Plaintiff ESB, Inc. seeks first to set aside an alleged fraudulent conveyance by defendant Robert J. Fischer to his wife Joan, next to execute upon defendant husband's interest in the real estate, and finally to have the property sold in a partition sale. Defendants contend that the husband's interest in the property, originally held by the Fischers as tenants by the entirety, was validly transferred to the wife and thus is immune from plaintiff's claim.
In this summary judgment motion the court must accord defendants all reasonable inferences that can be gleaned from their affidavits and certifications. Judson v. Peoples Bank & Trust Co. of Westfield, 17 N.J. 67, 77 (1954); R. 4:46-1. Applying this principle, the following appears: Prior to September 1976 defendant husband had converted substantial quantities of plastic tape from plaintiff, his then employer. When the theft was discovered, defendant was fired and soon thereafter was indicted and convicted. In March 1980 plaintiff, in a separate civil suit, obtained an $80,000 judgment against defendant. This judgment was uncollectable, however, as it was subsequently discovered that shortly after his indictment defendant had conveyed his sole asset, namely his interest in the subject
premises (which interest is acknowledged to be worth approximately $22,000, net of mortgage), to his wife for a recited consideration of one dollar. Plaintiff then commenced this action to set aside the real estate transfer under N.J.S.A. 25:2-3, alleging the same to have been fraudulent.
Under the Fraudulent Conveyance Act, N.J.S.A. 25:2-3, a transfer made with the intent to "hinder, delay, or defraud creditors" may be set aside, notwithstanding any "feigned consideration." Likewise, under the Uniform Fraudulent Conveyance Act,*fn1 N.J.S.A. 25:2-15, a creditor who has reduced his claim to judgment may set aside a transfer of real estate by the debtor to a third party, unless the transfer is supported by "fair consideration." This latter phrase has been defined in N.J.S.A. 25:2-9 as follows:
Fair consideration is given for property or obligation:
a. When in exchange for such property or obligation, as a fair equivalent therefor, and in good faith, property is conveyed or an antecedent debt is satisfied; or
b. When such property or obligation is received in good faith to secure a present advance or antecedent debt in amount not disproportionately small as compared with the value of the property or obligation obtained.
Transfers between close relatives are at best viewed with suspicion. See Coles v. Osback, 22 N.J. Super. 358, 364 (App.Div.1952); Haberstroh v. DeMarco, 2 N.J. Super. 429, 432 (Ch.Div.1949). We must therefore carefully assess the adequacy of the consideration claimed by defendants. They contend that the consideration for the transfer of the real property from husband to wife was threefold: (1) the wife's agreement not to institute divorce proceedings; (2) the wife's desire to feel more secure with the home solely in her name and (3) satisfaction of the

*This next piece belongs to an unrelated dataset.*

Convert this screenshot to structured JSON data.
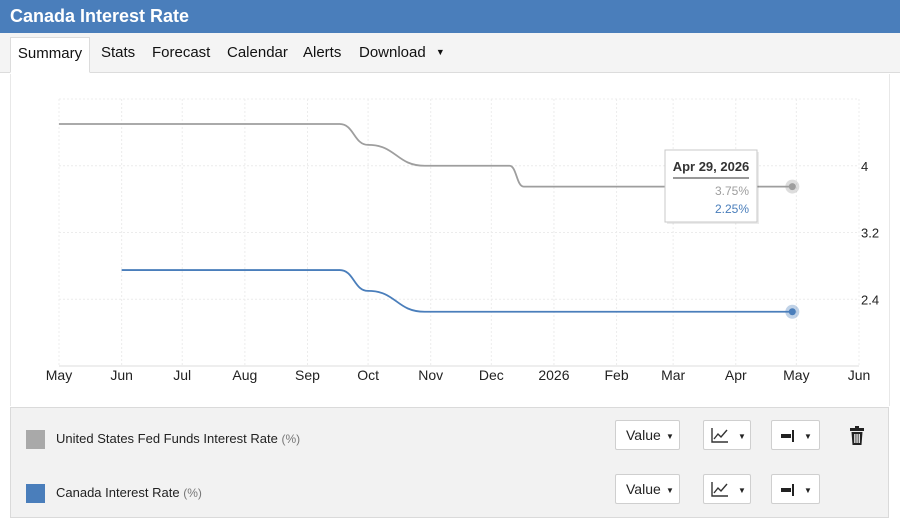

husband's future support obligation to his wife and children in light of the wife's allegation that he had had a poor ...